» **Task to carry out**: Could you copy the whole listing below exactly as written?

### Data under study

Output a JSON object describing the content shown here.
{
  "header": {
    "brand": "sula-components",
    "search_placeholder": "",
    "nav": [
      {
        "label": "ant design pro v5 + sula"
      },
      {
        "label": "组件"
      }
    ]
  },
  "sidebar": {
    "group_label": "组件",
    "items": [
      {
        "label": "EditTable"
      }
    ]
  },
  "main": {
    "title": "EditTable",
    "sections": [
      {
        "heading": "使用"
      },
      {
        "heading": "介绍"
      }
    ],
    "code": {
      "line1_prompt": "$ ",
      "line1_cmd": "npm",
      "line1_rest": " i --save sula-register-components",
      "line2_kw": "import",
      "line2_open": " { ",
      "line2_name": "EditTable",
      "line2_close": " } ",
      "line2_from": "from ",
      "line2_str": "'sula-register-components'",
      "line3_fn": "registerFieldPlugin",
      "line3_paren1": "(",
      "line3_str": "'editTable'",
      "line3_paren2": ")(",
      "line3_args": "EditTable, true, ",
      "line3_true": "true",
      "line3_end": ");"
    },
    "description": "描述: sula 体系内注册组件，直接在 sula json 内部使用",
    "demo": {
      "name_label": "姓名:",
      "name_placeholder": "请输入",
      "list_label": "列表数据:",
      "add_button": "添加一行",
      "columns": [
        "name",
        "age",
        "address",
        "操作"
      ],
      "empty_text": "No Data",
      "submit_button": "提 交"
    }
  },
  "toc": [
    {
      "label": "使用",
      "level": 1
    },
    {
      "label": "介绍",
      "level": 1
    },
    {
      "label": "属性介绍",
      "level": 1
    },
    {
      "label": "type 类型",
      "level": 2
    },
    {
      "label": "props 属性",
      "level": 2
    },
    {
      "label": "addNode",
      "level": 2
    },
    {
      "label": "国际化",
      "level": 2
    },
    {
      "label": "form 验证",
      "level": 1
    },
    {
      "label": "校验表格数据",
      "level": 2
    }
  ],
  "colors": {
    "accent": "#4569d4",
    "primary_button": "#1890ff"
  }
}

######

» **The completed task**:
Output a JSON object describing the content shown here.
{
  "header": {
    "brand": "sula-components",
    "search_placeholder": "",
    "nav": [
      {
        "label": "ant design pro v5 + sula"
      },
      {
        "label": "组件"
      }
    ]
  },
  "sidebar": {
    "group_label": "组件",
    "items": [
      {
        "label": "EditTable"
      }
    ]
  },
  "main": {
    "title": "EditTable",
    "sections": [
      {
        "heading": "使用"
      },
      {
        "heading": "介绍"
      }
    ],
    "code": {
      "line1_prompt": "$ ",
      "line1_cmd": "npm",
      "line1_rest": " i --save sula-register-components",
      "line2_kw": "import",
      "line2_open": " { ",
      "line2_name": "EditTable",
      "line2_close": " } ",
      "line2_from": "from ",
      "line2_str": "'sula-register-components'",
      "line3_fn": "registerFieldPlugin",
      "line3_paren1": "(",
      "line3_str": "'editTable'",
      "line3_paren2": ")(",
      "line3_args": "EditTable, true, ",
      "line3_true": "true",
      "line3_end": ");"
    },
    "description": "描述: sula 体系内注册组件，直接在 sula json 内部使用",
    "demo": {
      "name_label": "姓名:",
      "name_placeholder": "请输入",
      "list_label": "列表数据:",
      "add_button": "添加一行",
      "columns": [
        "name",
        "age",
        "address",
        "操作"
      ],
      "empty_text": "No Data",
      "submit_button": "提 交"
    }
  },
  "toc": [
    {
      "label": "使用",
      "level": 1
    },
    {
      "label": "介绍",
      "level": 1
    },
    {
      "label": "属性介绍",
      "level": 1
    },
    {
      "label": "type 类型",
      "level": 2
    },
    {
      "label": "props 属性",
      "level": 2
    },
    {
      "label": "addNode",
      "level": 2
    },
    {
      "label": "国际化",
      "level": 2
    },
    {
      "label": "form 验证",
      "level": 1
    },
    {
      "label": "校验表格数据",
      "level": 2
    }
  ],
  "colors": {
    "accent": "#4569d4",
    "primary_button": "#1890ff"
  }
}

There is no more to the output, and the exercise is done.